“Many of these children eat free and reduced lunches during the school year and in the summer we are feeding their parents as well in the diner, she said. “It’s important that children have access to nutritional food throughout the summer for better overall health. During the summer, children are at a higher risk of both obesity and hunger and the meals eaten here curb those hunger pains.”

Reach Kelly Sullivan at

More in Life

This photo of Frenchy with a freshly killed black bear was taken on the Kenai Peninsula in the early 1900s. (Photo courtesy of the Viani Family Collection)
Unraveling the story of Frenchy, Part 1

The stories were full of high adventure — whaling, mining, polar bear hunting, extensive travel, and the accumulation of wealth

Seeing God’s hand in this grand and glorious creation

The same God of creation is the God that made me and you with the same thoughtfulness of design, purpose and intention

Chewy and sweet the macaroons are done in 30 minutes flat. (Tressa Dale/Peninsula Clarion)
Sophisticated, simplified

When macarons are too complicated, make these delicious, simple macaroons

Michael S. Lockett / capital city weekly
Gigi Monroe welcomes guests to Glitz at Centennial Hall, a major annual drag event celebrated every Pride Month, on June 18.
Packed houses, back to back: GLITZ a roaring success

Sold-out sets and heavy-hitting headliners

Michael Armstrong / Homer News 
Music lovers dance to Nervis Rex at the KBBI Concert on the Lawn on July 28, 2012, at Karen Hornaday Park in Homer.
Concert on the Lawn returns

COTL line up includes The English Bay Band, a group that played in 1980
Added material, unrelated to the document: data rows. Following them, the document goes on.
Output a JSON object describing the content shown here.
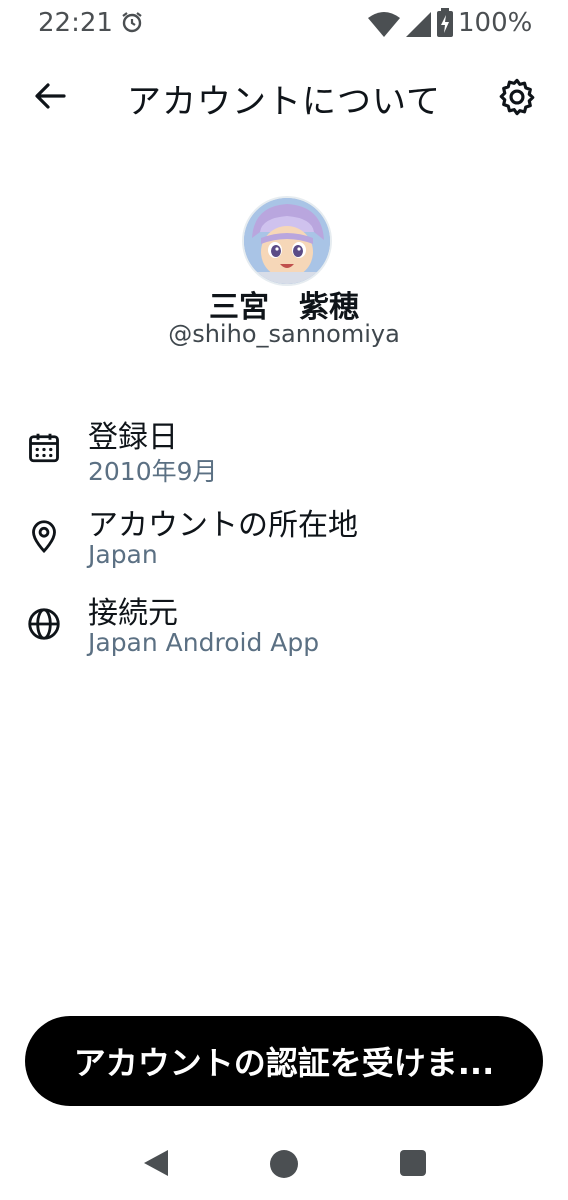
{
  "status_bar": {
    "time": "22:21",
    "battery": "100%"
  },
  "header": {
    "title": "アカウントについて"
  },
  "profile": {
    "display_name": "三宮　紫穂",
    "handle": "@shiho_sannomiya"
  },
  "info_items": [
    {
      "icon": "calendar-icon",
      "label": "登録日",
      "value": "2010年9月"
    },
    {
      "icon": "location-pin-icon",
      "label": "アカウントの所在地",
      "value": "Japan"
    },
    {
      "icon": "globe-icon",
      "label": "接続元",
      "value": "Japan Android App"
    }
  ],
  "cta": {
    "label": "アカウントの認証を受けま..."
  },
  "colors": {
    "primary_text": "#0f1419",
    "secondary_text": "#5b7083",
    "button_bg": "#000000"
  }
}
Marcia and Mary Alice Grainge pose in 1980 with a pair of caribou antlers they found in 1972. The sisters dug the antlers from deep snow and detached them from a dead caribou. (Photo provided by Marcia Grainge King)
Fortune and misfortune on the Kenai — Part 2

In Kasilof, and on Kachemak Bay, in Seldovia and later in Unga, Petersen worked various jobs before being appointed deputy marshal in 1934

“Glimmer of Hope: How Tragedy Sparked a Movement” was published in 2018 by Razorbill and Dutton, imprints of Penguin Random House LLC. (Image via
Off the Shelf: The power of personal voice

“A Glimmer of Hope: How Tragedy Sparked a Movement” provides first-person accounts of the school shooting in Parkland, Florida

Most Read